Balmorhea State Park, Carlsbad Caverns National Park, Valhalla Atlas F Missile Silo trip

Balmorhea State Park, Carlsbad Caverns National Park, Valhalla Atlas F Missile Silo

On January 31, 2013, The dive club set out on a trip to see what west Texas has to offer SCUBA enthusiasts. What they found was an oasis in the desert, two endangered species, and a piece of cold war history.

The trip began on Thursday night with a drive to Balmorhea State Park. After checking in at the ranger station and pitching the tents, the dive club got a lesson on altitude diving. altitude tablesBalmorhea is located 3205ft above sea level, requiring divers to calculate the residual nitrogen in their systems. The pool at Balmorhea is fed by San Soloman Springs and stays between 72°F and 76°F year round. Balmorhea is home to two endemic and therefore endangered species the Pecos Gambusia (Gambusia nobilis) and the Comanche Springs Pupfish (Cyprinodon elegans). crawfishIn addition to the endangered inhabitants our divers were able to view lesser scaups (Aythya affinis) diving to dabble among the hydrilla, schools of Mexican tetras (Astyanax mexicanus), channel catfish (Ictalurus puntatus),crawfish, and Texas spiny soft shelled turtle (Apalone spinifera emoryi). 

After an afternoon of diving the springs and dinner at a local diner, divers turned in early in preparation for hiking at Carlsbad Caverns National Park the next day.

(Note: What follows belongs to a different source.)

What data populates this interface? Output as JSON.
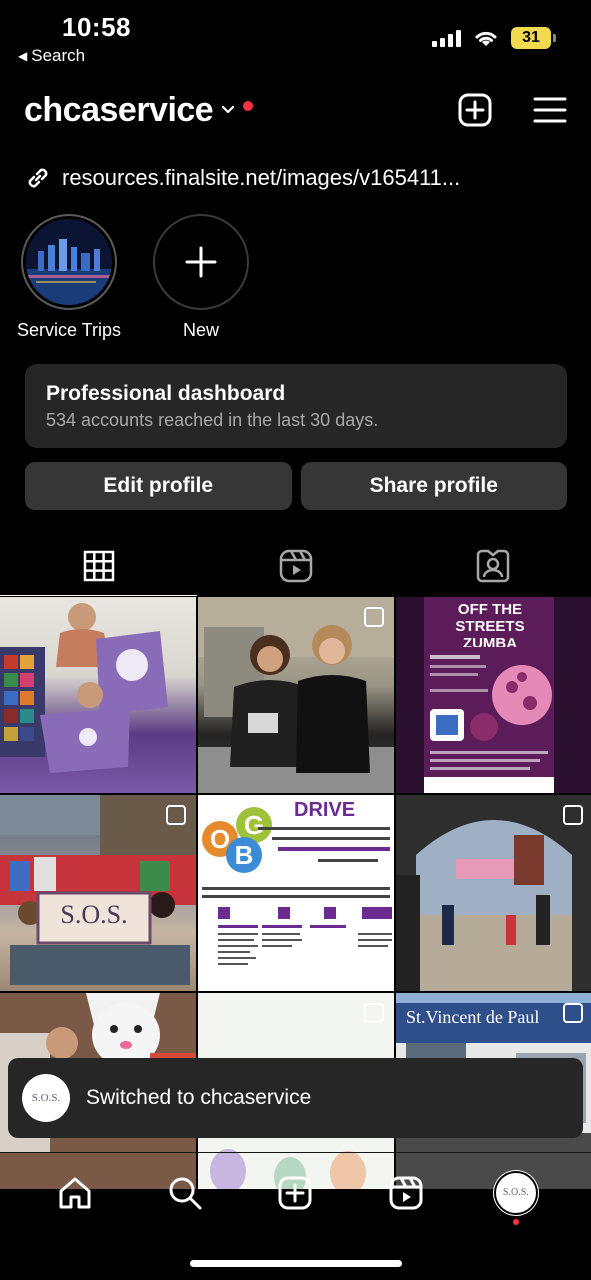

Saturday began with some car trouble, but soon the club was on the way to Carlsbad Caverns National Park. After a picnic and a brief stop to stretch, the club began the 1.25mi and  800ft decent underground through the caverns natural entrance. strech

The club explored the cavern and learned about different speleothems including stalactites, stalagmites, draperies, cave popcorn and helictites. After exploring the self-guided paths, the club also participated in a ranger led tour of the King’s Palace from Park Ranger Erik, who talked about Jim White’s discovery of the cavern and its history. 

After leaving Carlsbad and deciphering some of the worst driving directions on the planet, the club arrived at the Valhalla Atlas F Missile Silo, built during the Cold War. For more information about missile silos check out 

The Silo is one of 72 silos of this style built. Today the silo is flooded to the water table with clear 58°F water. The silo extends to 110’ feet where structural rubble still remains. On the wall, between 40-60’ the guidance system is still in place, and largely intact. Valhalla is owned and operated by Mark Hannifin from Family SCUBA Center. Mark was eager to give us the nickle tour and share the history of this unique structure.
Sunday morning divers geared up and navigated several flights of stairs and 90° turns to make their way to the floating dock set in the center of the silo, where they splashed for a once in a lifetime dive few get to experience.

The TAMUG Dive Club can now say they have “Dived and Gone to Valhalla.”

A Special thanks to Texas Parks and Wildlife Department, The National Parks Service, Park Ranger Erik and Mark from Family SCUBA Center!

I’ve always enjoyed scuba diving but my experiences have been taken to a whole new level through the TAMUG dive club.  On the most recent trip to Balmorhea Springs and the Valhalla missile silo I was able to experience altitude diving and reached a new personal depth record of 112 ft.  In Balmorhea we got to dive with a both endangered and endemic species, which was another first for me.  My favorite part about the weekend was diving in the Valhalla missile silo, it was an incredibly unforgettable experience!  I was shocked at how clear the water was and seeing all the artifacts, such as the old guidance control system, was really interesting.  I can’t wait for the next Dive Club adventure!

- Madison Fort



jake and taylor